Skip to main content

Dress #1 Butterick 4790 -- Retro '52 Walkaway Dress

For my first dress of 2014 I decided to make everyone's favourite (sarcasm) dress, Butterick 4790 The Walkaway Dress. You either love this one or you hate it. I'm mixed. Here's my final product:

Let me start by saying I'm not a huge fan of circle skirts. I thought it was OBSCENE that this dress took 7 yards of fabric and I always look like a right dillweed in a full circle skirt -- hence why I avoid them. This pattern, Butterick 4790, is also crappily designed and has some weird fit issues. I made it a size smaller than suggested just so it doesn't bag and gape. I know all of this because I had made this dress before in May 2009:

So, it's a circle skirt and has poor fit. Why the hell did I decide to make it again? Well, I like making this dress. To me, this dress is ridiculous and there is no better way to make it than with some over-the-top fabric! I had that Norman Rockwell fabric sitting in my drawer for a couple years. I had five yards of it thinking I had just enough -- LOL! I ended up having to buy 2 more yards to finish it. I would have liked to have taken a lot of the fullness out of the skirt, but my skillz are not that advanced yet so I opted to shorten the skirt instead to right above the knee.

The version I made in '09 is full length. I wore the '09 version out several times. And every time I felt like I was carrying around a bedsheet instead of wearing a dress -- the back skirt is heavy and it pulls. I ended up literally carrying it so it didn't pull. Unfortunately, I only have one photo of me wearing it in the wild from 2011. I was 20 lbs heavier and looked quite matronly in the dress:

Hoping the shortened length lets up on some of that pull!

In the end, I admit it's a fun dress to make and wear! It really does have to be made out of some outlandish material or I just don't see the point in making it at all -- since it's not really my aesthetic and the fit is bollocks.

Comments

Popular posts from this blog

Sailor/Nautical Chic!

1915:

1915 was a very pivotal year for fashion.
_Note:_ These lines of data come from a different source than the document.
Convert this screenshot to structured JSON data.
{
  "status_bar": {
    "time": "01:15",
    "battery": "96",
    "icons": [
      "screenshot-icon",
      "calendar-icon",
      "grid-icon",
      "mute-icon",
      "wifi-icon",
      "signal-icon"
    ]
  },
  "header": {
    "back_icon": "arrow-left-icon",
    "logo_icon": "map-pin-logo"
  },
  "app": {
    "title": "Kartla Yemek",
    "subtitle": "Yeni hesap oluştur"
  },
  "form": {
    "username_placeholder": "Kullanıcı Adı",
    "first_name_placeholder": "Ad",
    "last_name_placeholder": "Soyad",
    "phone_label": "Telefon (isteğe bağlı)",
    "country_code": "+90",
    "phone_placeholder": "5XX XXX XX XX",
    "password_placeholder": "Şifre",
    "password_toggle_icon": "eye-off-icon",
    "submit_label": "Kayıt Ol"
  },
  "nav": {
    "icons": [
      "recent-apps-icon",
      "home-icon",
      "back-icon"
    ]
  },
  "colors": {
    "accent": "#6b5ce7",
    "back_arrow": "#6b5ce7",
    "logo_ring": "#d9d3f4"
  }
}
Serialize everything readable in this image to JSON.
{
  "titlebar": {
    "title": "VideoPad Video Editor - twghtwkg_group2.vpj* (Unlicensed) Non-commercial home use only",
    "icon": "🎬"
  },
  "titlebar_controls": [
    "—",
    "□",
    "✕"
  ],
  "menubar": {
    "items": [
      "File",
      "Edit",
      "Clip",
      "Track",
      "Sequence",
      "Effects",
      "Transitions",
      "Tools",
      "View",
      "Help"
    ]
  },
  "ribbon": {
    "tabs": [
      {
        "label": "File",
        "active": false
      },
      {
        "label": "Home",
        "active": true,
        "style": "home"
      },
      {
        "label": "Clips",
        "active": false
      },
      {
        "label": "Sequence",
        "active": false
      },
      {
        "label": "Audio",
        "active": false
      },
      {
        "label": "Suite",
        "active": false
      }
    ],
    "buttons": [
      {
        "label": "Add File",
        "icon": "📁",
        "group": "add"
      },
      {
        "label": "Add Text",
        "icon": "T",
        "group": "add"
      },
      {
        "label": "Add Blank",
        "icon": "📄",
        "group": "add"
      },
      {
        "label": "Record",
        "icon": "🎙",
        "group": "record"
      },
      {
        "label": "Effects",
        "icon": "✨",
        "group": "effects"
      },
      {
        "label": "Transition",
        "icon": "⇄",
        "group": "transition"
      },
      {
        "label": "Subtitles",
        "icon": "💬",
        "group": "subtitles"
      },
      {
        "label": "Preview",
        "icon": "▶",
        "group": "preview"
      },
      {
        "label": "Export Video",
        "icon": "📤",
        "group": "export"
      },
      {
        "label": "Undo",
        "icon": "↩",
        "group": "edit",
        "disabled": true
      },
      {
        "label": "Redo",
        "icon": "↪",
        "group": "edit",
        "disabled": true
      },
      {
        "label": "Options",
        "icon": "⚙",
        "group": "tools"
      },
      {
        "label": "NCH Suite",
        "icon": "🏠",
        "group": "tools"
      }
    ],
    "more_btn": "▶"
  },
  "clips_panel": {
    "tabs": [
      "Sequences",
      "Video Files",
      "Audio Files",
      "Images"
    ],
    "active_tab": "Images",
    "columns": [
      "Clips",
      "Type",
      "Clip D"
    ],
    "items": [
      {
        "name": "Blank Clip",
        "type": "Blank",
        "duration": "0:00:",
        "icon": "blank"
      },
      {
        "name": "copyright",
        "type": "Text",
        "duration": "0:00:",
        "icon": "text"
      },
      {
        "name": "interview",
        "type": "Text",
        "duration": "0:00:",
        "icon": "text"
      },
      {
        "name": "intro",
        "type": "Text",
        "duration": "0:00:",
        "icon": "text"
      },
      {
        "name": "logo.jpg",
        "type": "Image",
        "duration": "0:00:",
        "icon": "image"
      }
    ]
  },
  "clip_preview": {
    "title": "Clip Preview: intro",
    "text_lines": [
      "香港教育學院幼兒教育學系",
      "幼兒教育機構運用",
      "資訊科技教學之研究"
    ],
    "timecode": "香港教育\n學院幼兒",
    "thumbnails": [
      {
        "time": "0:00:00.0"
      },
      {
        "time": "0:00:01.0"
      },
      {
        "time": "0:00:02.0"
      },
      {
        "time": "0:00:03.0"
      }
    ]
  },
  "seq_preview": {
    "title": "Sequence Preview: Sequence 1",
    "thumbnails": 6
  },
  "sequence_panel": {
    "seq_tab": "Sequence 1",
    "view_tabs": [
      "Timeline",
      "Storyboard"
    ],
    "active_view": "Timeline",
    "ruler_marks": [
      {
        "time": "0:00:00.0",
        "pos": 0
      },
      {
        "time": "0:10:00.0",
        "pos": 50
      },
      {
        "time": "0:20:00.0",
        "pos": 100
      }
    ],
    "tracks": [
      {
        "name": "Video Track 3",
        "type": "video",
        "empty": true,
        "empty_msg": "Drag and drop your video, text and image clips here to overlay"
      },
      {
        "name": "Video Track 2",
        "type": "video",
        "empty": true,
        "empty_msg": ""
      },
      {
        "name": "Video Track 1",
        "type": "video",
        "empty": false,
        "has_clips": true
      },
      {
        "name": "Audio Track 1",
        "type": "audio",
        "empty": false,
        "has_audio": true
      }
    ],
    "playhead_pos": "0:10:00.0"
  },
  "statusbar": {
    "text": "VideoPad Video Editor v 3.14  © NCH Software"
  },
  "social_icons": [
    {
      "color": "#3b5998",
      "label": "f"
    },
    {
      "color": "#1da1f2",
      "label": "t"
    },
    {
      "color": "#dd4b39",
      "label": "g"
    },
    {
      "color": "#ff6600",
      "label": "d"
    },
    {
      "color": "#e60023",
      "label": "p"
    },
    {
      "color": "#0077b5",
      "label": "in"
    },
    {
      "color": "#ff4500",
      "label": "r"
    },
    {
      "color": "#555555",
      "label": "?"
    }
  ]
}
It was the year restrictive Victorian styles began to give way to what would evolve into breezy 1920s styles. This is the earliest nautical styled dress I've seen in the Sears catalogs.

1916:

1921:

Nautical-style Middie blouses were popular throughout the Great War and early 1920s.

1922:

1924:

1924 is the last time nautical-styled clothing appears in the Sears catalogs for several years. Deco-styled "flapper" dresses will dominate. Perhaps they were "over" the Great War and didn't want to dwell on it...;)

1931:

Sailor girls begin to show up again in 1931. The heyday of nautical travel!

1932:

1932:

1935:

1935:

1935:

I don't think anyone understands how much I love that yellow and brown nautical number!! GAHHH!!! 1935 and 1936 was the HEIGHT of sailor-influenced fashions.

1936:

1936:

1936:

1936:

1937:

1937:

1938:

1941:

1941:

After 1941, sailor influences pretty much disappear from fashion.

40 Years of Fashion Evolution Before Your Very Eyes

Here it is -- the 40 most important years in fashion from the pages of Sears catalogs. This is what everyday people would have worn. Let's start in 1910. It was still practically Victorian times in 1910, but BIG changes were about to come and they haven't stopped to the current day. But we're going to stop in 1950 for the sake of my blog and my tastes.

Fashion from every year starting in 1910 and ending in 1950. Enjoy.


1910

1911

1912

1913

1914

1915

1916

1917

1918

1919

1920

1921

1922

1923

1924

1925

1926

1927

1928

1929

1930

1931

1932

1957 Fashions -- IN COLOUR!

MEGA post of fashions from the 1957 Sears catalogs! Enjoy.